>>>

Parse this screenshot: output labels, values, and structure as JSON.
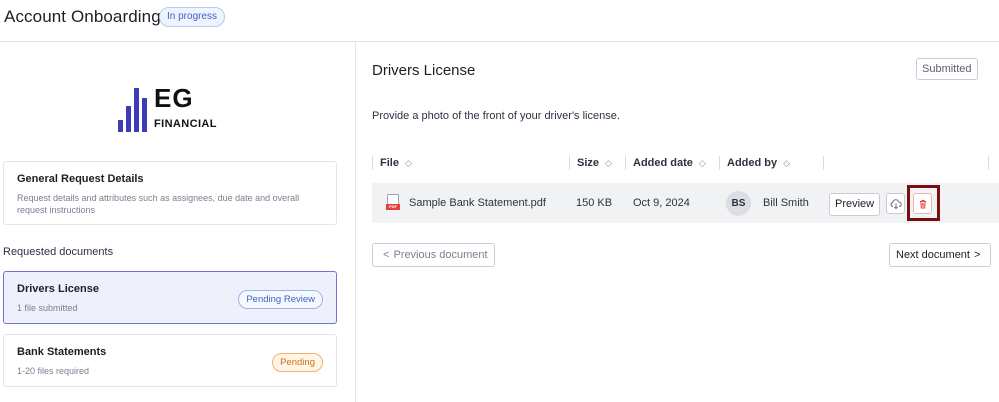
{
  "header": {
    "title": "Account Onboarding",
    "status": "In progress"
  },
  "logo": {
    "line1": "EG",
    "line2": "FINANCIAL",
    "color": "#3d3bb6"
  },
  "general": {
    "title": "General Request Details",
    "description": "Request details and attributes such as assignees, due date and overall request instructions"
  },
  "requested": {
    "label": "Requested documents",
    "documents": [
      {
        "title": "Drivers License",
        "subtitle": "1 file submitted",
        "badge": "Pending Review"
      },
      {
        "title": "Bank Statements",
        "subtitle": "1-20 files required",
        "badge": "Pending"
      }
    ]
  },
  "detail": {
    "title": "Drivers License",
    "status_button": "Submitted",
    "instructions": "Provide a photo of the front of your driver's license.",
    "columns": [
      "File",
      "Size",
      "Added date",
      "Added by"
    ],
    "file": {
      "name": "Sample Bank Statement.pdf",
      "type_tag": "PDF",
      "size": "150 KB",
      "added_date": "Oct 9, 2024",
      "added_by_initials": "BS",
      "added_by": "Bill Smith",
      "preview_label": "Preview"
    },
    "prev_label": "Previous document",
    "next_label": "Next document"
  },
  "colors": {
    "accent": "#3b64c7",
    "selected_border": "#7076d4",
    "delete_red": "#e0433b",
    "highlight": "#7a0d12"
  }
}
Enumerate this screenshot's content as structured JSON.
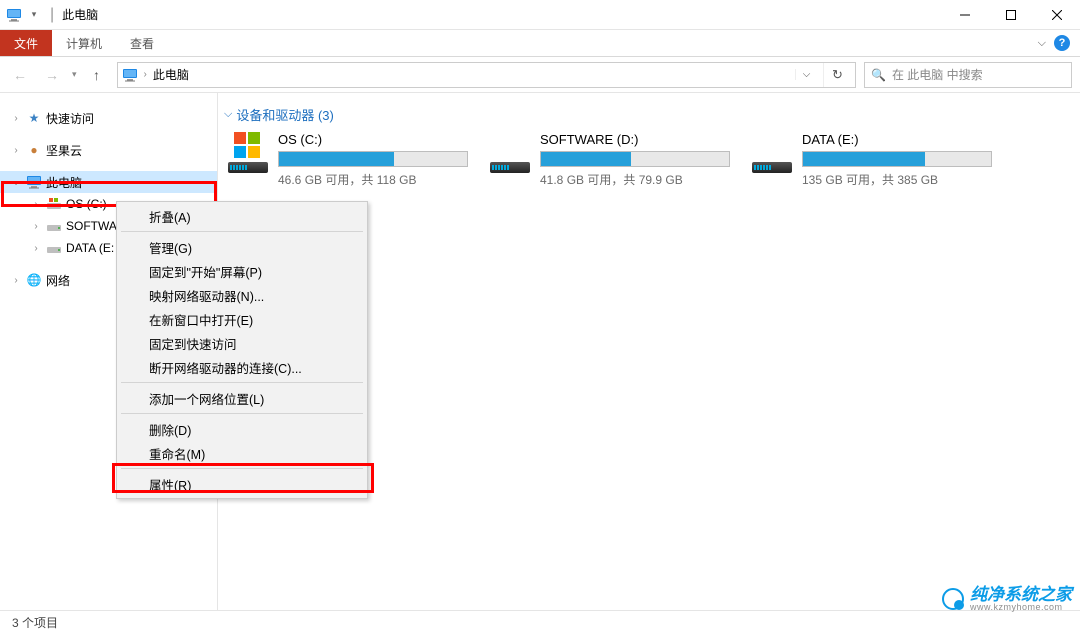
{
  "title": "此电脑",
  "ribbon": {
    "file": "文件",
    "computer": "计算机",
    "view": "查看"
  },
  "address": {
    "location": "此电脑"
  },
  "search": {
    "placeholder": "在 此电脑 中搜索"
  },
  "sidebar": {
    "quick_access": "快速访问",
    "jianguoyun": "坚果云",
    "this_pc": "此电脑",
    "os_c": "OS (C:)",
    "software": "SOFTWA…",
    "data": "DATA (E:",
    "network": "网络"
  },
  "section": {
    "title": "设备和驱动器 (3)"
  },
  "drives": [
    {
      "name": "OS (C:)",
      "free": "46.6 GB 可用，共 118 GB",
      "pct": 61
    },
    {
      "name": "SOFTWARE (D:)",
      "free": "41.8 GB 可用，共 79.9 GB",
      "pct": 48
    },
    {
      "name": "DATA (E:)",
      "free": "135 GB 可用，共 385 GB",
      "pct": 65
    }
  ],
  "context_menu": {
    "collapse": "折叠(A)",
    "manage": "管理(G)",
    "pin_start": "固定到\"开始\"屏幕(P)",
    "map_drive": "映射网络驱动器(N)...",
    "open_new": "在新窗口中打开(E)",
    "pin_quick": "固定到快速访问",
    "disconnect": "断开网络驱动器的连接(C)...",
    "add_location": "添加一个网络位置(L)",
    "delete": "删除(D)",
    "rename": "重命名(M)",
    "properties": "属性(R)"
  },
  "status": "3 个项目",
  "watermark": {
    "title": "纯净系统之家",
    "url": "www.kzmyhome.com"
  }
}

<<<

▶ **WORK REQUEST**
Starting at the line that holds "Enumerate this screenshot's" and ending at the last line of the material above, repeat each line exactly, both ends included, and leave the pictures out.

▶ **ANSWER SECTION**
Enumerate this screenshot's content as structured JSON.
{
  "title": "此电脑",
  "ribbon": {
    "file": "文件",
    "computer": "计算机",
    "view": "查看"
  },
  "address": {
    "location": "此电脑"
  },
  "search": {
    "placeholder": "在 此电脑 中搜索"
  },
  "sidebar": {
    "quick_access": "快速访问",
    "jianguoyun": "坚果云",
    "this_pc": "此电脑",
    "os_c": "OS (C:)",
    "software": "SOFTWA…",
    "data": "DATA (E:",
    "network": "网络"
  },
  "section": {
    "title": "设备和驱动器 (3)"
  },
  "drives": [
    {
      "name": "OS (C:)",
      "free": "46.6 GB 可用，共 118 GB",
      "pct": 61
    },
    {
      "name": "SOFTWARE (D:)",
      "free": "41.8 GB 可用，共 79.9 GB",
      "pct": 48
    },
    {
      "name": "DATA (E:)",
      "free": "135 GB 可用，共 385 GB",
      "pct": 65
    }
  ],
  "context_menu": {
    "collapse": "折叠(A)",
    "manage": "管理(G)",
    "pin_start": "固定到\"开始\"屏幕(P)",
    "map_drive": "映射网络驱动器(N)...",
    "open_new": "在新窗口中打开(E)",
    "pin_quick": "固定到快速访问",
    "disconnect": "断开网络驱动器的连接(C)...",
    "add_location": "添加一个网络位置(L)",
    "delete": "删除(D)",
    "rename": "重命名(M)",
    "properties": "属性(R)"
  },
  "status": "3 个项目",
  "watermark": {
    "title": "纯净系统之家",
    "url": "www.kzmyhome.com"
  }
}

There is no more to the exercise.